Saturday, May 07, 2011

Labour Scotches the United Kingdom

Now it’s Scotland that matters most. Defeat for Labour north of the border is a disaster for Ed Miliband.

Worse could be in store if, as seems likely, the SNP goes ahead with a referendum on independence for Scotland.

Labour would be wiped out at Westminster and lose any chance of forming a Government for a generation if the party were deprived of its cohort of Scottish MPs.

The Scots won’t care about that. They will vote for independence if they think it’s good for Scotland.

When push comes to shove, I suspect they will think they are better off as part of the union than they would be as an obscure region of the European super-state.

But who knows? The Scots have given Alex Salmond an overwhelming vote of confidence.

That is partly because of the slump in support for Nick Clegg’s Lib Dems who are seen as propping up a Tory Government. But Labour did very badly in Scotland as well and there is no excuse for that other than a rejection of the effete Metropolitan Mr Miliband.

It would be tragic if the legacy of Cameron's first Government were the break-up of the United Kingdom but the Tories would be tempted to support the idea because it would leave them in power at Westminster for the forseeable future.

3 comments:

JoolsB said...

If the Scots were to vote for independance, it would not be a legacy of this Government as you suggest but a legacy of Blair's Government when he introduced his lopsided devolution act which deliberately left England out for pure partisan reasons. Labour have brought this on themselves. Having said that, the Scots almost certainly won't vote for independence, why should they? They've got the best of both worlds already, their own parliament making promises that the English can only dream of without having to worry about raising the money to pay for it. They may well vote SNP for their own parliament but come a General Election, they will almost certainly vote Labour to 'represent' them in a UK parliament as SNP MPs would be too small in number. It's about time they were made to choose but either way they should not have a second vote where they can also determine the outcome of the UK parliament which predominately nowadays is only there to govern England. Scottish MPs are superfluous to requirements at Westminster except to meddle in matters which don't affect them, i.e. English matters and it's about time our 'Unionist' Prime Minister, put there by the English, nowhere else, did something to end this discrimination against the English.

JoolsB said...

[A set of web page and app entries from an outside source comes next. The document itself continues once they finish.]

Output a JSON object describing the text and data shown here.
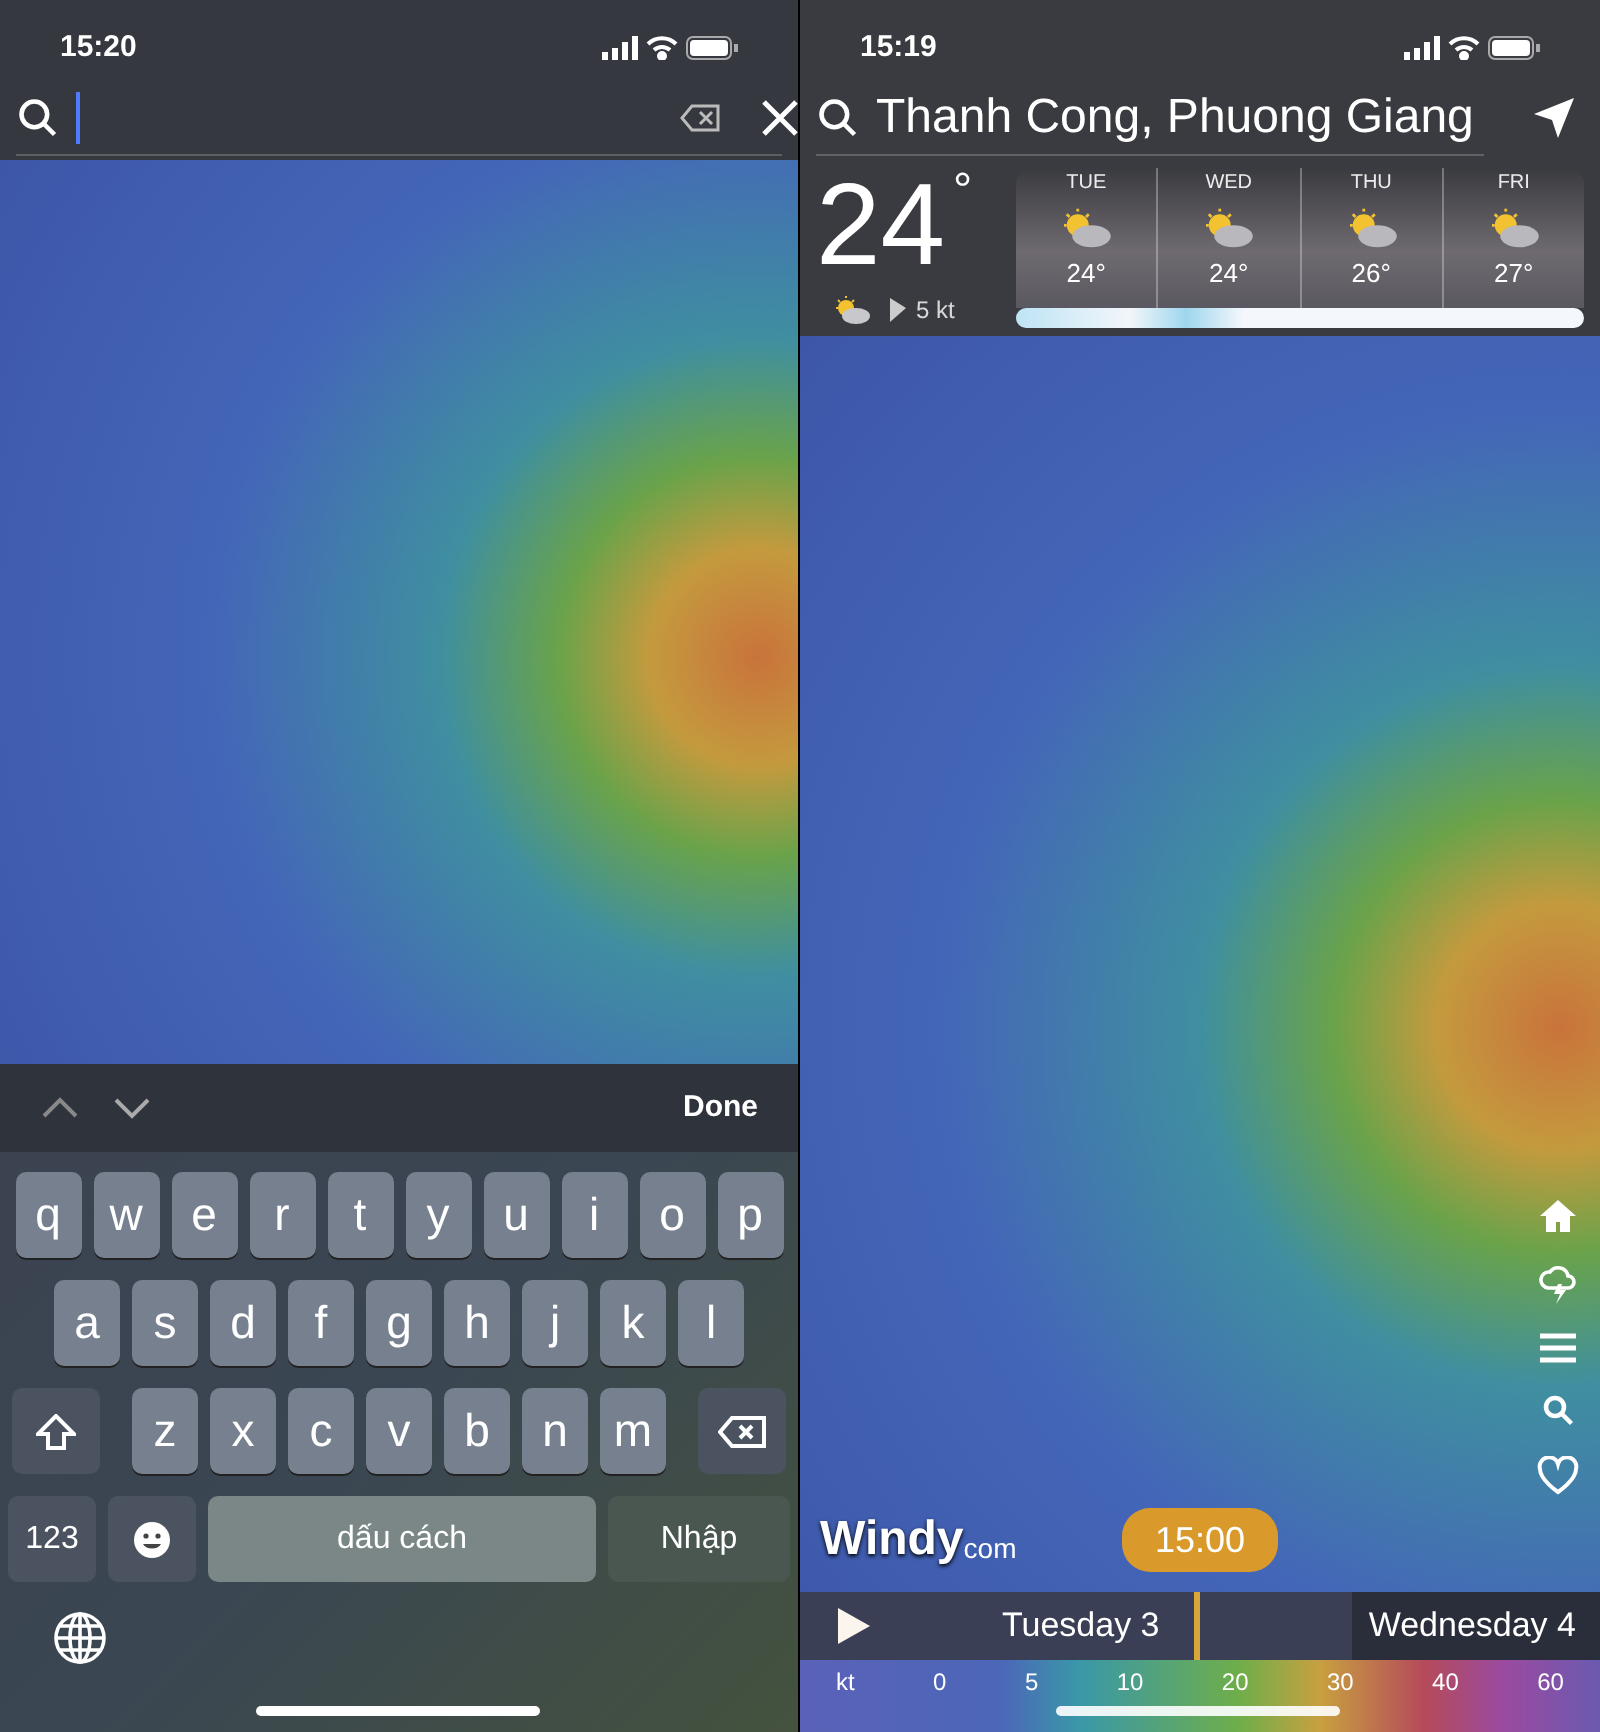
{
  "left_screen": {
    "status_bar": {
      "time": "15:20"
    },
    "keyboard": {
      "done": "Done",
      "rows": [
        [
          "q",
          "w",
          "e",
          "r",
          "t",
          "y",
          "u",
          "i",
          "o",
          "p"
        ],
        [
          "a",
          "s",
          "d",
          "f",
          "g",
          "h",
          "j",
          "k",
          "l"
        ],
        [
          "z",
          "x",
          "c",
          "v",
          "b",
          "n",
          "m"
        ]
      ],
      "numbers_key": "123",
      "space_key": "dấu cách",
      "return_key": "Nhập"
    }
  },
  "right_screen": {
    "status_bar": {
      "time": "15:19"
    },
    "search": {
      "value": "Thanh Cong, Phuong Giang"
    },
    "current": {
      "temperature": "24",
      "degree": "°",
      "wind": "5 kt"
    },
    "forecast": [
      {
        "day": "TUE",
        "temp": "24°"
      },
      {
        "day": "WED",
        "temp": "24°"
      },
      {
        "day": "THU",
        "temp": "26°"
      },
      {
        "day": "FRI",
        "temp": "27°"
      }
    ],
    "logo": {
      "name": "Windy",
      "suffix": "com"
    },
    "timeline": {
      "time": "15:00",
      "days": [
        "Tuesday 3",
        "Wednesday 4"
      ],
      "playing": false
    },
    "legend": {
      "unit": "kt",
      "stops": [
        "0",
        "5",
        "10",
        "20",
        "30",
        "40",
        "60"
      ]
    }
  }
}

If the Scots were to vote for independance, it would not be a legacy of this Government as you suggest but a legacy of Blair's Government when he introduced his lopsided devolution act which deliberately left England out for pure partisan reasons. Labour have brought this on themselves. Having said that, the Scots almost certainly won't vote for independence, why should they? They've got the best of both worlds already, their own parliament making promises that the English can only dream of without having to worry about raising the money to pay for it. They may well vote SNP for their own parliament but come a General Election, they will almost certainly vote Labour to 'represent' them in a UK parliament as SNP MPs would be too small in number. It's about time they were made to choose but either way they should not have a second vote where they can also determine the outcome of the UK parliament which predominately nowadays is only there to govern England. Scottish MPs are superfluous to requirements at Westminster except to meddle in matters which don't affect them, i.e. English matters and it's about time our 'Unionist' Prime Minister, put there by the English, nowhere else, did something to end this discrimination against the English.

Chris said...

An interesting read, but it also demonstrates how repeating a particular factoid by passing it from one person to another can make people believe it to be true. I have seen similar incorrect comments by others, so this sets the record straight.

It is simply not the case that "Labour would be wiped out at Westminster and lose any chance of forming a Government for a generation if the party were deprived of its cohort of Scottish MPs". It was only in 1950 and 1964 (February and October governments), when there was a Labour majority government without a majority in England. The 1964 governments barely struggled to survive though. The 1974 administration relied on a Lib-Lab pact but no party had a majority in England (including the conservatives).

Labour's majority would have been reduced, but never eliminated except in these cases if the Scottish members were not available. In particular, all the Blair and Brown governments had a majority of MPs in England, as well as in the UK as a whole.